So, my response to Dawson’s question, "What does it mean to put a young black man on a horse and call him Napoleon” is, What does it mean to put the fraud Napoleon on horseback and call him General Thomas Alexandre Dumas?

If you want to know all about Napoleon’s jealous streak and just how great Dumas was, check out the book, The Black Count.

By:  M. Moore


Check out some Art

Mario Moore

What's up art enthusiasts,

I will be contributing to the BMG's Art page. Taking you to some of the most amazing art openings and showing you the world of contemporary art. As an artist myself and a resident of New York I will make sure you get a wide view of art curated through my unique perspective. Introducing you to some of the hot up and coming artist and convincing you why that art print you bought from Walmart was a bad decision.

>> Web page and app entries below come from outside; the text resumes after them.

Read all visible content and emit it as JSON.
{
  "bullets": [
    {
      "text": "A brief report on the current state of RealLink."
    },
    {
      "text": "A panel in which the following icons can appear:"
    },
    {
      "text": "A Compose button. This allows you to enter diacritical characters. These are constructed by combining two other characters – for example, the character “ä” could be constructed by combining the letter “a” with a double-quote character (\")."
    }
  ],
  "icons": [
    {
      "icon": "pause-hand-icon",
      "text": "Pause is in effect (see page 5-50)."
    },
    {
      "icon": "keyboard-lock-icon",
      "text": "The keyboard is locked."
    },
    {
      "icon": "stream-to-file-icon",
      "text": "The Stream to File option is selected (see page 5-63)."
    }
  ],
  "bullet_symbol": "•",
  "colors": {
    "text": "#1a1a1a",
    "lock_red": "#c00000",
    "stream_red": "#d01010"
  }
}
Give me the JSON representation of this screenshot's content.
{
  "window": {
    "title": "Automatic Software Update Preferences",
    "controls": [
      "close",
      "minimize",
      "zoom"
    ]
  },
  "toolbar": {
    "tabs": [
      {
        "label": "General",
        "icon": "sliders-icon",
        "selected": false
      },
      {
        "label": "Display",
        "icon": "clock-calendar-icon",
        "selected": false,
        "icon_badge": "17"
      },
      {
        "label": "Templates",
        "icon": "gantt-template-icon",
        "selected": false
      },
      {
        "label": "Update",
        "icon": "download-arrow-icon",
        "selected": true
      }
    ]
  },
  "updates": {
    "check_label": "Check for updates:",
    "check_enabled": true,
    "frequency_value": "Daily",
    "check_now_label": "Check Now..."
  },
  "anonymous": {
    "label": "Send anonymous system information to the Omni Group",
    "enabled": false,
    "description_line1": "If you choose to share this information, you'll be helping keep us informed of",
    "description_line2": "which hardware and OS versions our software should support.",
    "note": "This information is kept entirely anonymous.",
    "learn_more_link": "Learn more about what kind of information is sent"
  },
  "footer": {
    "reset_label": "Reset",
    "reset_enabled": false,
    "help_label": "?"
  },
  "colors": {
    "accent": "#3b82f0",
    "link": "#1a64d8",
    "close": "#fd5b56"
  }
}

I will talk about the importance of art as cultural content and how collecting art can be valuable for personal reasons as well as an investment. Some people see it as excess or a want, I view art as a need. From early cave paintings, Egyptian Hieroglyphs to contemporary art, these art histories all carry the human story forward.

So from private art openings, museum shows, to studio visits, you will be seeing some pretty dope stuff. There will be a focus on Black artist killing the game and plenty of visual stimulation to keep you looking.

Until next time check out some dope artist that have been in the game for a while:

School of Beauty, School of Culture. Kerry James Marshall, 2012

Carousel Form II. Sam Gilliam, 1969

Aesthetics of Funk. Xenobia Bailey, 2011

Four at Sea, Shirley Woodson Reid, 2006

You Became Playmate to the Patriarch and their Daughter. Carrie Mae Weems, 1995

Mario Moore